---|---|---|---|

Continuous Catenary | 680 km | 40 km | 155 kW |

Sectional Catenary | 230 km | 490 km | 480 kW |

Average Substation | Continuous Catenary | Sectional Catenary |
---|---|---|

Substation Output Power P_{sub} | 11.0 MW | 34.0 MW |

Transformer Output Power | 11.3 MW | 34.7 MW |

Grid Connection Power P_{con} | 11.6 MW | 35.7 MW |

© 2018 by the authors. Licensee MDPI, Basel, Switzerland.
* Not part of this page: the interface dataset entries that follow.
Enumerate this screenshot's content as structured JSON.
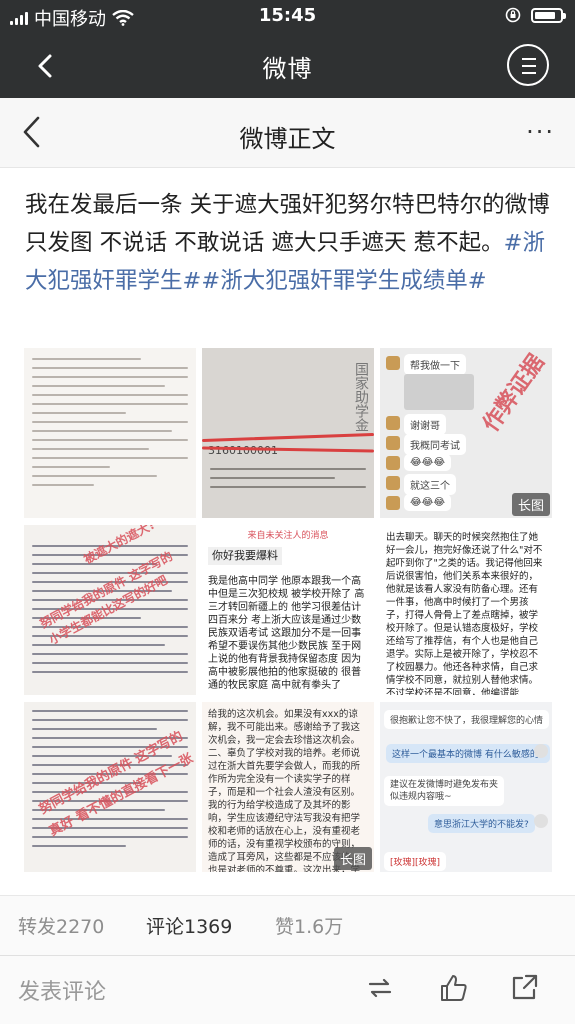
{
  "status_bar": {
    "carrier": "中国移动",
    "time": "15:45",
    "battery_percent": 85
  },
  "app_header": {
    "title": "微博"
  },
  "weibo_header": {
    "title": "微博正文",
    "more_label": "···"
  },
  "post": {
    "text": "我在发最后一条 关于遮大强奸犯努尔特巴特尔的微博 只发图 不说话 不敢说话 遮大只手遮天 惹不起。",
    "hashtag_1": "#浙大犯强奸罪学生#",
    "hashtag_2": "#浙大犯强奸罪学生成绩单#"
  },
  "images": {
    "badge_long": "长图",
    "img2_watermark": "国家助学金",
    "img2_number": "3160100001",
    "img3_stamp": "作弊证据",
    "img3_chats": [
      "帮我做一下",
      "谢谢哥",
      "我概同考试",
      "😂😂😂",
      "就这三个",
      "😂😂😂"
    ],
    "img4_stamp_1": "被遮大的遮大?",
    "img4_stamp_2": "努同学给我的原件 这字写的",
    "img4_stamp_3": "小学生都能比这写的好吧",
    "img5_header": "来自未关注人的消息",
    "img5_greeting": "你好我要爆料",
    "img5_body": "我是他高中同学 他原本跟我一个高中但是三次犯校规 被学校开除了 高三才转回新疆上的 他学习很差估计四百来分 考上浙大应该是通过少数民族双语考试 这跟加分不是一回事 希望不要误伤其他少数民族 至于网上说的他有背景我持保留态度 因为高中被影展他拍的他家挺破的 很普通的牧民家庭 高中就有拳头了",
    "img6_body": "出去聊天。聊天的时候突然抱住了她好一会儿，抱完好像还说了什么\"对不起吓到你了\"之类的话。我记得他回来后说很害怕，他们关系本来很好的，他就是该看人家没有防备心理。还有一件事，他高中时候打了一个男孩子，打得人骨骨上了差点瞎掉，被学校开除了。但是认错态度极好，学校还给写了推荐信，有个人也是他自己退学。实际上是被开除了，学校忍不了校园暴力。他还各种求情，自己求情学校不同意，就拉别人替他求情。不过学校还是不同意，他编谎能",
    "img7_stamp_1": "努同学给我的原件 这字写的",
    "img7_stamp_2": "真好 看不懂的直接看下一张",
    "img8_body": "给我的这次机会。如果没有xxx的谅解，我不可能出来。感谢给予了我这次机会，我一定会去珍惜这次机会。二、辜负了学校对我的培养。老师说过在浙大首先要学会做人，而我的所作所为完全没有一个读实学子的样子，而是和一个社会人渣没有区别。我的行为给学校造成了及其坏的影响，学生应该遵纪守法写我没有把学校和老师的话放在心上，没有重视老师的话，没有重视学校颁布的守则，造成了耳旁风，这些都是不应该的，也是对老师的不尊重。这次出来，学院帮助了我很多，从案发当日至今，学院领导和辅导员，因为我操心。为了我做了很多事，如果没有",
    "img9_chats": [
      "很抱歉让您不快了，我很理解您的心情",
      "这样一个最基本的微博 有什么敏感的?",
      "建议在发微博时避免发布夹似违规内容哦~",
      "意思浙江大学的不能发?"
    ],
    "img9_footer": "[玫瑰][玫瑰]"
  },
  "stats": {
    "reposts": "转发2270",
    "comments": "评论1369",
    "likes": "赞1.6万"
  },
  "bottom_bar": {
    "comment_placeholder": "发表评论"
  },
  "colors": {
    "header_bg": "#2f3132",
    "hashtag": "#4a6da7",
    "stamp_red": "#d8505a"
  }
}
This article is an open access article distributed under the terms and conditions of the Creative Commons Attribution (CC BY) license (http://creativecommons.org/licenses/by/4.0/).

## Share and Cite

**MDPI and ACS Style**

Mareev, I.; Sauer, D.U.
Energy Consumption and Life Cycle Costs of Overhead Catenary Heavy-Duty Trucks for Long-Haul Transportation. *Energies* **2018**, *11*, 3446.
https://doi.org/10.3390/en11123446

**AMA Style**

Mareev I, Sauer DU.
Energy Consumption and Life Cycle Costs of Overhead Catenary Heavy-Duty Trucks for Long-Haul Transportation. *Energies*. 2018; 11(12):3446.
https://doi.org/10.3390/en11123446

**Chicago/Turabian Style**

Mareev, Ivan, and Dirk Uwe Sauer.
2018. "Energy Consumption and Life Cycle Costs of Overhead Catenary Heavy-Duty Trucks for Long-Haul Transportation" *Energies* 11, no. 12: 3446.
https://doi.org/10.3390/en11123446